Manning says the process -- called "behavioral analysis" or "behavioral scoring" -- is a new twist on the same type of data analysis credit card companies previously used to prevent fraud.
Traditionally card companies used a customer's purchasing history to flag suspicious transactions. For instance, a card company might flag a large withdrawal at a casino if a card customer lives on the East Coast and never gambles.
But Manning says banks are now using the information to model the behavioral patterns of its customers in order to try to determine credit risk.
"Ultimately, the banks now are looking at what we purchased and they're making decisions on whether it's appropriate or not," Manning says.
He says in a recession it might be wise for some consumers to save money by reducing their spending or choosing to shop at a discount store. "And, yet, that creates a red flag where all of a sudden these companies are saying, 'You may be in financial trouble, and we're going to cut you off before we take a loss," Manning said.
"The ability to analyze and mine data is so much easier and faster since 9/11. Many people don't understand how almost every transaction they make today could trigger a readjustment in bank analytics," he said.
Johnson says he wants to help others learn more about protecting their credit. He created a Web site called NewCreditRules.com and plans to update it regularly with news about the credit card industry.
While behavioral analysis may be seeing increasing use, it is only beginning to draw scrutiny from regulators and lawmakers. In a lawsuit filed in 2008, the Federal Trade Commission cited Compucredit, a third-party credit card issuer, for failing to disclose to customers the use of behavioral scoring.
In solicitations Compucredit advertised its cards could be used anywhere. Yet the FTC alleged the company reduced credit scores of customers who used their cards to pay for things like marriage or personal counseling or to retread their tires. Allegedly, Compucredit believed those types of purchases signaled a customer might be in financial distress.
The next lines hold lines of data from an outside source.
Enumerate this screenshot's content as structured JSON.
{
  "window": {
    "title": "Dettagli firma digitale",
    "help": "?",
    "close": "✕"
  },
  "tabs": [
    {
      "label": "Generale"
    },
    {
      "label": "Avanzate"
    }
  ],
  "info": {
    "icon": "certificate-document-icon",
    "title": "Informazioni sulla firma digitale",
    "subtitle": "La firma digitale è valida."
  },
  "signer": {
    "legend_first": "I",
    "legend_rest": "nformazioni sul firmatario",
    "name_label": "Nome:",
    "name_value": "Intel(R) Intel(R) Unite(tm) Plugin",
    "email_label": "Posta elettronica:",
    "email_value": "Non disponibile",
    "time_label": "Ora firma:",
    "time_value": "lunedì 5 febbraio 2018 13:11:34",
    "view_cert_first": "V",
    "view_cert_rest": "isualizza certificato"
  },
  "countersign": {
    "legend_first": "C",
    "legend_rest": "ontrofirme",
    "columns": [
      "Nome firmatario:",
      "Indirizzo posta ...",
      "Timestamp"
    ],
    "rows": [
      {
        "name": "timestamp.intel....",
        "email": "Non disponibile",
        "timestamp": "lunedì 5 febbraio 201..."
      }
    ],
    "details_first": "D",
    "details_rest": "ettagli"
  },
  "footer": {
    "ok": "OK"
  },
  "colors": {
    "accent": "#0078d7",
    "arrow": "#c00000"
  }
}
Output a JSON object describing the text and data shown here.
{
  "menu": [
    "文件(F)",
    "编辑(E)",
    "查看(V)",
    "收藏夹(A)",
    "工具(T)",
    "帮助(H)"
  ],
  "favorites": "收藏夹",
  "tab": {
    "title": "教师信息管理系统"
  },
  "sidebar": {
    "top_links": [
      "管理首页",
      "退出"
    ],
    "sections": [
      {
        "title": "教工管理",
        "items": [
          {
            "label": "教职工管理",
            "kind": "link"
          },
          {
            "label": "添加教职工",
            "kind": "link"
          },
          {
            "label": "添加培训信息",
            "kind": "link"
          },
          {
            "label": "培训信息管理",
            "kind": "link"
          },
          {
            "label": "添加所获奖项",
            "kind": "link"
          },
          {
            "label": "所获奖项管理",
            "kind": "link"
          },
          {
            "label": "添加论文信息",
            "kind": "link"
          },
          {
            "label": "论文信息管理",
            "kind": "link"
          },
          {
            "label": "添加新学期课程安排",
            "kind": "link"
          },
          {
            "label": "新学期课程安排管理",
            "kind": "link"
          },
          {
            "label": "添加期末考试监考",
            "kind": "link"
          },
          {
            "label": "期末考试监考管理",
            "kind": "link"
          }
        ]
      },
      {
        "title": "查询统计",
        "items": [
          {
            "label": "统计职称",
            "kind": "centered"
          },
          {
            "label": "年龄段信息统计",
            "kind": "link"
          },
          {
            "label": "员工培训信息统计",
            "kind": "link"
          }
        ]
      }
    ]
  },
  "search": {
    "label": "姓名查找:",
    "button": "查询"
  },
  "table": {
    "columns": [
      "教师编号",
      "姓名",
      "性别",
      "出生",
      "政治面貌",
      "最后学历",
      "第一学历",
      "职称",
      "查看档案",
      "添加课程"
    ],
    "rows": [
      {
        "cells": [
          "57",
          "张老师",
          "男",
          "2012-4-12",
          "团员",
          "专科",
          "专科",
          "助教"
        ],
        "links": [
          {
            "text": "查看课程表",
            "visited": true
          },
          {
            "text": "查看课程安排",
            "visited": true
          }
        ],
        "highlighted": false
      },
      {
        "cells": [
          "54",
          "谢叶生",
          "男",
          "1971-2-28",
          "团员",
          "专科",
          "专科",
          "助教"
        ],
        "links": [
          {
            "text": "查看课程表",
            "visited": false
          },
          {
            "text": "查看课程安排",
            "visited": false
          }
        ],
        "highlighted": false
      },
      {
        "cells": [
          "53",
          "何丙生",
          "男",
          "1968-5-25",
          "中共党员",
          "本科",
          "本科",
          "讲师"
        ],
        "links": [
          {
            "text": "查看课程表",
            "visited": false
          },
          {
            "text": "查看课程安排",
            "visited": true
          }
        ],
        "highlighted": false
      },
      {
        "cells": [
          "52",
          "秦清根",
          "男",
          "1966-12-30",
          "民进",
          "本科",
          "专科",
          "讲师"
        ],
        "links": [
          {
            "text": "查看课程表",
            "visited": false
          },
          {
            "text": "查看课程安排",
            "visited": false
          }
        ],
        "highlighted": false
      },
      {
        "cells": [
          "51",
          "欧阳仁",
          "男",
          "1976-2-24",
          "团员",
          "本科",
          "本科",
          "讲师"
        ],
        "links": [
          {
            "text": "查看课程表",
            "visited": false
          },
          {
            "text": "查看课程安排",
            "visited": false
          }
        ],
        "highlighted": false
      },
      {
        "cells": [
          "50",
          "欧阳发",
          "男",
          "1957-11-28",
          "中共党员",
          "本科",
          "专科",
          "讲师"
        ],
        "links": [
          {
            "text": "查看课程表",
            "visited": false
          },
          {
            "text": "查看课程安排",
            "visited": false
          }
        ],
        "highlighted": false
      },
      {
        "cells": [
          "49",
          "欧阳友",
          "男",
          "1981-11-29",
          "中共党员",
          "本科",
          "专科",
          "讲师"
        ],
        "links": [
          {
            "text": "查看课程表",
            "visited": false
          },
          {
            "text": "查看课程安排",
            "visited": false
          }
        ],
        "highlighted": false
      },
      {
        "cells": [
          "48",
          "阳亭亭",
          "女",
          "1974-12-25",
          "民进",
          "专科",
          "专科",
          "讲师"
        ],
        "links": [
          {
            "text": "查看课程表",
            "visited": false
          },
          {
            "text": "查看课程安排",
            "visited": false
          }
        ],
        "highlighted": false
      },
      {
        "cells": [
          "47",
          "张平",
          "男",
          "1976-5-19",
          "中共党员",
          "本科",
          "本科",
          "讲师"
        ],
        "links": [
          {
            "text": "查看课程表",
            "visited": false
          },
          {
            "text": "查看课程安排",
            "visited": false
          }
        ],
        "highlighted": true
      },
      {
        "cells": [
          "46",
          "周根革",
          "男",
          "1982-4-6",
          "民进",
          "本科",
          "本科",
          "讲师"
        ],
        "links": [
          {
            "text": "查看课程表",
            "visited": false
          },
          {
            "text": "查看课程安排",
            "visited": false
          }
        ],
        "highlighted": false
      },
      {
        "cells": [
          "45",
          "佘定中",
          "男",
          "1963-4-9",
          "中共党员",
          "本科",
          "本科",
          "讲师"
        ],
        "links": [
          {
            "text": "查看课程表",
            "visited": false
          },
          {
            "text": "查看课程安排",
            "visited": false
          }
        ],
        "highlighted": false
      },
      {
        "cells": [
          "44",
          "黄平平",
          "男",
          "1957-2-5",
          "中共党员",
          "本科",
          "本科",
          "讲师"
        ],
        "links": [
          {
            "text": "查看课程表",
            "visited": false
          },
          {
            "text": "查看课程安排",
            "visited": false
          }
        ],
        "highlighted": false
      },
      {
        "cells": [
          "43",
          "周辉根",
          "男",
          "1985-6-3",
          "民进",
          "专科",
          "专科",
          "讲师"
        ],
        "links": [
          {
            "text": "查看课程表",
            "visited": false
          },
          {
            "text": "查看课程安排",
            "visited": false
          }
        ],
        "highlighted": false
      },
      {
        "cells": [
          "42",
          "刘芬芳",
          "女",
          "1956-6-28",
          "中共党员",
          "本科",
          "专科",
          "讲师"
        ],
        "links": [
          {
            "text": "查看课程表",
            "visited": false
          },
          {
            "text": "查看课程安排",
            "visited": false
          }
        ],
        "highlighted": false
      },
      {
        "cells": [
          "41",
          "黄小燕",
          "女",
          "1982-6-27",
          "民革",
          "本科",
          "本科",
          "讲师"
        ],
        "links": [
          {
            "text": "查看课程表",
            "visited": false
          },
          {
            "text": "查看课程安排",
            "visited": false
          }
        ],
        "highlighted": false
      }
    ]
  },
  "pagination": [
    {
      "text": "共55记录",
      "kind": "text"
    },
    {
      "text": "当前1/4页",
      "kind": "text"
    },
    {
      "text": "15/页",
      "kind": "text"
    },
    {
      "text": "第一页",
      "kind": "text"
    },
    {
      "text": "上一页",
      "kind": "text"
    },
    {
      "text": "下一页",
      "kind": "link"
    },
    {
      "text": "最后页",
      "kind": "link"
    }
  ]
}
In December 2008, the company agreed to settle the case for $114 million in credits to customer accounts. The company did not admit wrongdoing.
Manning says more banks may now be using behavioral analysis but not telling consumers.
"What are the rules of the game? That's all consumers really want to know," Manning said. "They changed the rules of the game without telling Johnson."
Experts say the bigger issue for customers like Johnson is not the immediate loss of available credit. Credit limit reductions can have large, long-term implications because they change the ratio between available and in-use credit and that is central to the FICO score.
"What they're trying to do is squeeze the people they're making money from," Manning said. "Unfortunately, a reduction in a line of credit could hurt someone's credit score."
Experts contacted by "GMA" -- including Manning -- say they believe banks may now be using data collected by customers to compare them to other shoppers at individual retail locations or by zip code, weeding out customers in neighborhoods hardest hit by the economic downturn.